Paul Krugman says that The State of Macro is Sad, and that OJ Blanchard is too polite to write that he agrees. He also says that Tobin was right all along so the rational expectations revolution was not only unsuccessful but also un-necessary (what a Schama). It isn't surprising that Brad DeLong agrees. They are nowhere near as shrill as Paul Romer.
This will be a long boring unoriginal post commenting on Krugman (comments on Romer here).
First I claim that the state of macro has been sad for longer than Krugman recognised back in August. Then (as often) he praises Friedman while criticizing those who think they are Friedman's followers. He agrees that the Stagflation of the 70s demonstrated that Friedman had made a huge contribution when he presented the natural rate hypothesis in 1968.
The theory of a natural rate of unemployment got a big boost when the Phillips curve turned into clockwise spirals, as predicted, during the stagflation of the 1970s.
I have argued that Friedman was setting up and knocking down a straw man, because old Keynesians didn't use models which ruled out stagflation. I also argue that stagflation does not imply that there is a natural rate.

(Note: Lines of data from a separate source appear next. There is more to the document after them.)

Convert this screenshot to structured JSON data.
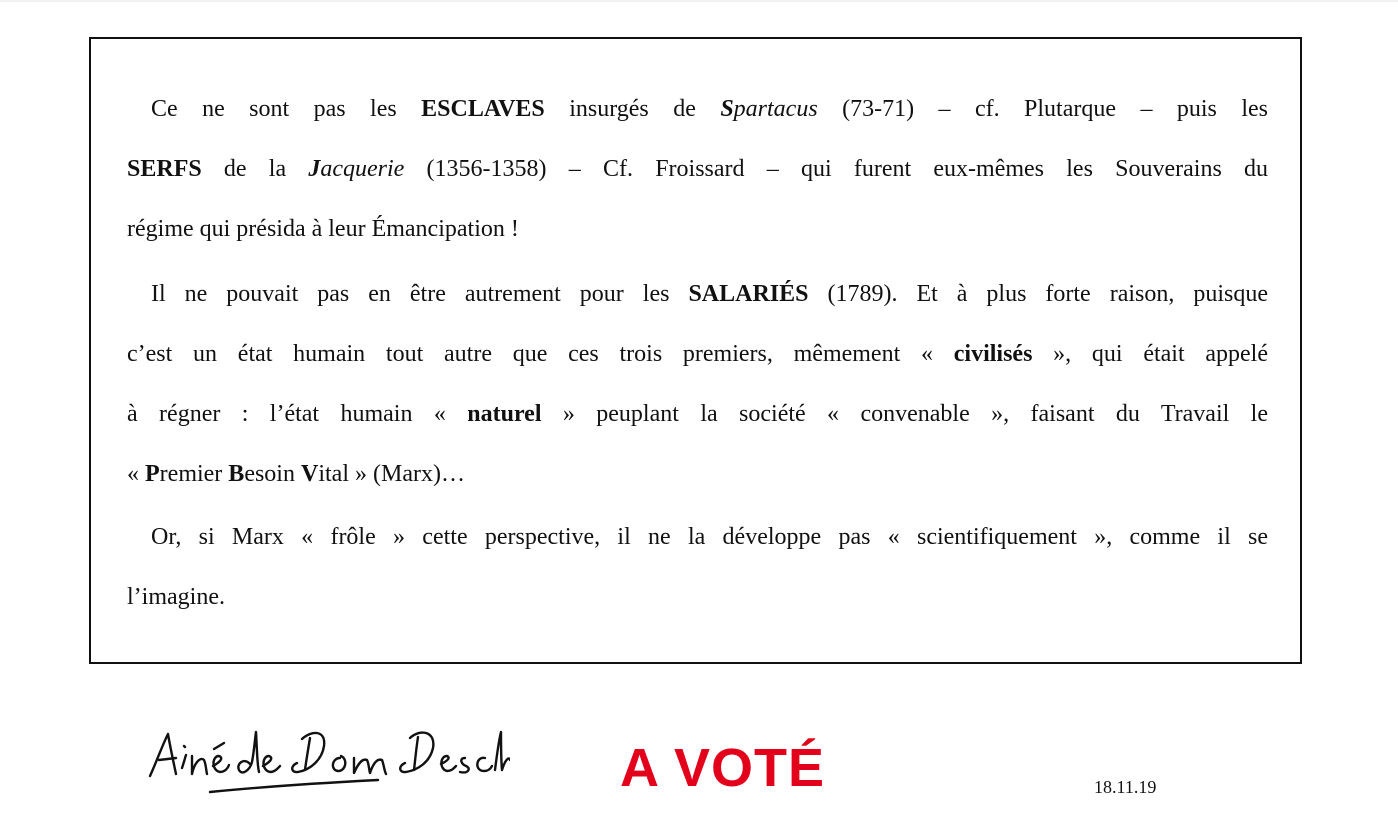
{
  "document": {
    "paragraph_1": {
      "line_1": {
        "s1": "Ce ne sont pas les ",
        "s2": "ESCLAVES",
        "s3": " insurgés de ",
        "s4": "S",
        "s5": "partacus",
        "s6": " (73-71) – cf. Plutarque – puis les"
      },
      "line_2": {
        "s1": "SERFS",
        "s2": " de la ",
        "s3": "J",
        "s4": "acquerie",
        "s5": " (1356-1358) – Cf. Froissard – qui furent eux-mêmes les Souverains du"
      },
      "line_3": {
        "s1": "régime qui présida à leur Émancipation !"
      }
    },
    "paragraph_2": {
      "line_1": {
        "s1": "Il ne pouvait pas en être autrement pour les ",
        "s2": "SALARIÉS",
        "s3": " (1789). Et à plus forte raison, puisque"
      },
      "line_2": {
        "s1": "c’est un état humain tout autre que ces trois premiers, mêmement « ",
        "s2": "civilisés",
        "s3": " », qui était appelé"
      },
      "line_3": {
        "s1": "à régner : l’état humain « ",
        "s2": "naturel",
        "s3": " » peuplant la société « convenable », faisant du Travail le"
      },
      "line_4": {
        "s1": "« ",
        "s2": "P",
        "s3": "remier ",
        "s4": "B",
        "s5": "esoin ",
        "s6": "V",
        "s7": "ital » (Marx)…"
      }
    },
    "paragraph_3": {
      "line_1": {
        "s1": "Or, si Marx « frôle » cette perspective, il ne la développe pas « scientifiquement », comme il se"
      },
      "line_2": {
        "s1": "l’imagine."
      }
    }
  },
  "signature": {
    "text": "Aîné de Dom Deschamps"
  },
  "stamp": {
    "text": "A VOTÉ",
    "color": "#e3001b"
  },
  "date": "18.11.19"
}
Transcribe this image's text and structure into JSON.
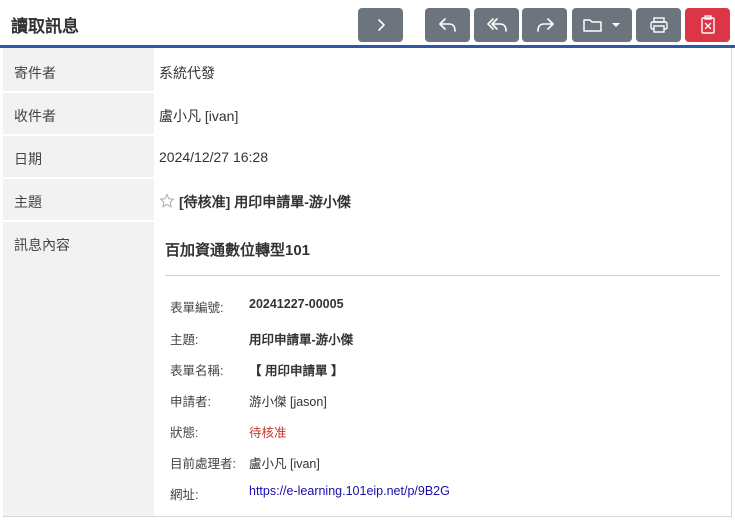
{
  "header": {
    "title": "讀取訊息",
    "buttons": [
      {
        "name": "next-button",
        "icon": "chevron-right-icon"
      },
      {
        "name": "reply-button",
        "icon": "reply-icon"
      },
      {
        "name": "reply-all-button",
        "icon": "reply-all-icon"
      },
      {
        "name": "forward-button",
        "icon": "forward-icon"
      },
      {
        "name": "move-folder-button",
        "icon": "folder-icon"
      },
      {
        "name": "print-button",
        "icon": "printer-icon"
      },
      {
        "name": "delete-button",
        "icon": "delete-icon"
      }
    ],
    "colors": {
      "button": "#6c757d",
      "danger": "#dc3545",
      "accent_line": "#2d58a7"
    }
  },
  "rows": {
    "sender_label": "寄件者",
    "sender": "系統代發",
    "recipient_label": "收件者",
    "recipient": "盧小凡 [ivan]",
    "date_label": "日期",
    "date": "2024/12/27 16:28",
    "subject_label": "主題",
    "subject": "[待核准] 用印申請單-游小傑",
    "content_label": "訊息內容"
  },
  "message": {
    "title": "百加資通數位轉型101",
    "fields": {
      "form_no_label": "表單編號:",
      "form_no": "20241227-00005",
      "subject_label": "主題:",
      "subject": "用印申請單-游小傑",
      "form_name_label": "表單名稱:",
      "form_name": "【 用印申請單 】",
      "applicant_label": "申請者:",
      "applicant": "游小傑 [jason]",
      "status_label": "狀態:",
      "status": "待核准",
      "handler_label": "目前處理者:",
      "handler": "盧小凡 [ivan]",
      "url_label": "網址:",
      "url": "https://e-learning.101eip.net/p/9B2G"
    }
  }
}
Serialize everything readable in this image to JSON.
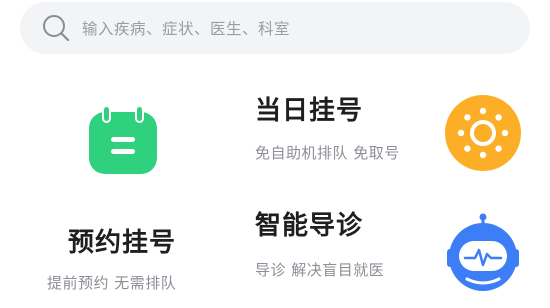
{
  "search": {
    "placeholder": "输入疾病、症状、医生、科室"
  },
  "appointment": {
    "title": "预约挂号",
    "subtitle": "提前预约 无需排队",
    "icon": "calendar-icon",
    "color": "#2fd17f"
  },
  "same_day": {
    "title": "当日挂号",
    "subtitle": "免自助机排队 免取号",
    "icon": "sun-icon",
    "color": "#fcae27"
  },
  "smart_guide": {
    "title": "智能导诊",
    "subtitle": "导诊 解决盲目就医",
    "icon": "robot-icon",
    "color": "#3d7ef7"
  }
}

I often direct readers to James Forder
This makes Krugman's post on Tobin interesting to me.
along the way I’ve found myself rereading some writings of actual James Tobin from the time; and it has been a revelation.I love to say "I told him so" but I told him so (same link as above). This means that the one victory of fresh water economists over old Keynesians (which Krugman sometimes concedes happened) didn't actually happen. I also look forward to telling Krugman so again (as I have in the past). The recent post on Tobin isn't the first time he has noted that Tobin was right about the Phillips curve and that the standard intellectual history is based on systematic misprepresentations
Let me focus in particular on Tobin’s 1972 presidential address to the American Economic Association, “Inflation and unemployment” (sorry, I don’t see an ungated version.) I remember how that address was seen among my fellow grad students a few later: it was seen as Tobin’s last stand, a desperate rearguard action in the debate with Milton Friedman over the natural rate hypothesis. And everyone knew that Friedman won that debate, vindicated by stagflation.
Except if you read Tobin again now, he’s the one who looks vindicated.
So how does the decade of the 1980s end up being perceived as a defeat for Keynesians? To see it that way you have to systematically misrepresent both what happened to the economy and what people like Tobin were saying at the time. In reality, Tobinesque economics looks very good in the light of events.
In all the strange thing is that I have the very strong impression that even the shrill one himself can't resist Ballance. He often feels the need to concede something to the Chicago economics Department and to admit some of the blame belongs to old Keynesians. From time to time, he notes that both sides didn't have a point (at least not an original point). But Friedman's defeat of the stable expectations unaugmented Phillips curve keeps coming back from the dead (in Krugman's terms Krugman's concession to Chicago is a cockroach -- uh oh now I've gone and typed it).